(Beginning of EXERCISE INPUT)

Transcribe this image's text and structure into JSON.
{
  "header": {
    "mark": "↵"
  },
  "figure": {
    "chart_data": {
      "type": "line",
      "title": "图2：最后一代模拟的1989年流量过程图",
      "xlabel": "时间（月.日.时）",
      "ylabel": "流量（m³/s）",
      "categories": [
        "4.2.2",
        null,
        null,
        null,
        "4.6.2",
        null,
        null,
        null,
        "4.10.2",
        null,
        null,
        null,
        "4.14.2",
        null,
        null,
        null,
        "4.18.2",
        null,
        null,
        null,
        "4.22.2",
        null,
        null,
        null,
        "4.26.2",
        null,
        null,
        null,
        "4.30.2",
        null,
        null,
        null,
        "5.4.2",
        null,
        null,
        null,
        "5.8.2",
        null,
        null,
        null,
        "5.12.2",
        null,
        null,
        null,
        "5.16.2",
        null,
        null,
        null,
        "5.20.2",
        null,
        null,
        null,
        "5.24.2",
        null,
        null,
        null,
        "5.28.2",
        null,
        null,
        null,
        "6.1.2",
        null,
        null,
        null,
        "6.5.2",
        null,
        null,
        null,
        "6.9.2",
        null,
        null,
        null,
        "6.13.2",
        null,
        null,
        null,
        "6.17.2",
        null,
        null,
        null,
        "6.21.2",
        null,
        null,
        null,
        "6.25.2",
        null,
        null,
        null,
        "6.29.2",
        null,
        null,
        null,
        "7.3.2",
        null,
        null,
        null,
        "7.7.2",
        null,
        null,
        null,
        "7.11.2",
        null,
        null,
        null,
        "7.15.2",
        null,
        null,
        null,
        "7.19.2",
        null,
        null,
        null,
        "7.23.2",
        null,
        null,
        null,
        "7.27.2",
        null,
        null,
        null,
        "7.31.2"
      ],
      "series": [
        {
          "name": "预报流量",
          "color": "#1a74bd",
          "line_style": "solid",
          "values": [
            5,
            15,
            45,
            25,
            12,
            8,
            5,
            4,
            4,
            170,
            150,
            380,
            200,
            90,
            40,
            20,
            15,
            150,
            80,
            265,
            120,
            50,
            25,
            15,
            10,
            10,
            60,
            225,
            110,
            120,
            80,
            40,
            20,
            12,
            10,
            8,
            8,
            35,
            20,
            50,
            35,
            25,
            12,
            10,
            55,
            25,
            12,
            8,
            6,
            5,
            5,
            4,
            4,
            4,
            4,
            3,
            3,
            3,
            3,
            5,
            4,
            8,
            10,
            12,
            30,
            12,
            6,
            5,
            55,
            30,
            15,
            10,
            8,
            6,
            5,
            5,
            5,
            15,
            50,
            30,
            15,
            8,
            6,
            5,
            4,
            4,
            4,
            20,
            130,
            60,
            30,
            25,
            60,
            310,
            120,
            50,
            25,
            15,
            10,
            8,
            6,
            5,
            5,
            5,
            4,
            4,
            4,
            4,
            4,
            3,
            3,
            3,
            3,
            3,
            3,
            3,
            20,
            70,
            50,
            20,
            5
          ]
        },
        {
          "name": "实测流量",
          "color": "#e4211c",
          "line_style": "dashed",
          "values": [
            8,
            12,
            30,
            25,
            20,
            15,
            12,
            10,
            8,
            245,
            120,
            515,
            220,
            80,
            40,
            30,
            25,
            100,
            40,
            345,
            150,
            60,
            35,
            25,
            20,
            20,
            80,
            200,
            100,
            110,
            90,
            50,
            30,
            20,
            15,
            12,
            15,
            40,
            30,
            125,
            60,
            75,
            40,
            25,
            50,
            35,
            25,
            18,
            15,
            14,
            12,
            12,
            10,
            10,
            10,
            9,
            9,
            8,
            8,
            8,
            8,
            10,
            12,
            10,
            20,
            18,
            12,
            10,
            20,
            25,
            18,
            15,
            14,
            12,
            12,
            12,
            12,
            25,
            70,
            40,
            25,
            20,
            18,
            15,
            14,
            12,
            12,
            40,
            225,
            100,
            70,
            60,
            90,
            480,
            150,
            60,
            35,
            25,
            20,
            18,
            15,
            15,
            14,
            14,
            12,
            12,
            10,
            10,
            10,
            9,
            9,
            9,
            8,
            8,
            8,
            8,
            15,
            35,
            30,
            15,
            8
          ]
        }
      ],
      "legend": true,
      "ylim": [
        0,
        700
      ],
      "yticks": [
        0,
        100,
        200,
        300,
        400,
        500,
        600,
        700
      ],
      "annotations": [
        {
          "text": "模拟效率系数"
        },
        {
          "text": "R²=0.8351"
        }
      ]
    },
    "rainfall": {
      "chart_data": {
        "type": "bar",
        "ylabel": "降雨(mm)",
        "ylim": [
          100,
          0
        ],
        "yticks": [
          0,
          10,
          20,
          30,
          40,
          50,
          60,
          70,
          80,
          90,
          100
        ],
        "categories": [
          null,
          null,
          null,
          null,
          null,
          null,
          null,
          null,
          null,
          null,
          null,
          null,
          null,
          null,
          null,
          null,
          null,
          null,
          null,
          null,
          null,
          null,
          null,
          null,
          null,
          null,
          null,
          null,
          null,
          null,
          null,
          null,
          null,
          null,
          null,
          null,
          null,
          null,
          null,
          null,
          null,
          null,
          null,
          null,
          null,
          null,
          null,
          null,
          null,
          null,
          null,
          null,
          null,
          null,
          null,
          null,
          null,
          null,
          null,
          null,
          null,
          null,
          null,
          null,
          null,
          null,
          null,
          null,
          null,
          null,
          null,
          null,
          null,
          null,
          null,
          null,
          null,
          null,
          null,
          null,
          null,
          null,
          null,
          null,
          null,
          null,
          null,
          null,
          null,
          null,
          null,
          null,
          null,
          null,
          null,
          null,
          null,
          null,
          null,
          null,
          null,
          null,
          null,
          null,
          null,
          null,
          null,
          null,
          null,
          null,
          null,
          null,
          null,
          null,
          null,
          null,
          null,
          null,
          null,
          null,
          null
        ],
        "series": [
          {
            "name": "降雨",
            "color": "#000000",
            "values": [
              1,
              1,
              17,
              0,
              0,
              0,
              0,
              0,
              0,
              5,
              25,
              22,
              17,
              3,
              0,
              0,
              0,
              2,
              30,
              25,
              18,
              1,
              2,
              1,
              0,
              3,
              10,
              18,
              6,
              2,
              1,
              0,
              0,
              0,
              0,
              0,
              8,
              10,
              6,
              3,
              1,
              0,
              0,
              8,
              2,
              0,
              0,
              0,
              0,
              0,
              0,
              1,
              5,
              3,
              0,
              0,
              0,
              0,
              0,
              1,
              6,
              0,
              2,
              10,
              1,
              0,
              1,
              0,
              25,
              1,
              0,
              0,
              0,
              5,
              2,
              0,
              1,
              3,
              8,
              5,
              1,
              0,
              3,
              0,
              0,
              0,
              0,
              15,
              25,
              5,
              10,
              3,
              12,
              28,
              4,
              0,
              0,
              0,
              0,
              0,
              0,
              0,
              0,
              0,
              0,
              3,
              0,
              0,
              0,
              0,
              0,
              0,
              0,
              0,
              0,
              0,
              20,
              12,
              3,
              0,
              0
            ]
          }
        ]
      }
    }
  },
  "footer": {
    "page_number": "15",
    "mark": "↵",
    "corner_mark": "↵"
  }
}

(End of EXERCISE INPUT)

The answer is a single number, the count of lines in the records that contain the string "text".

3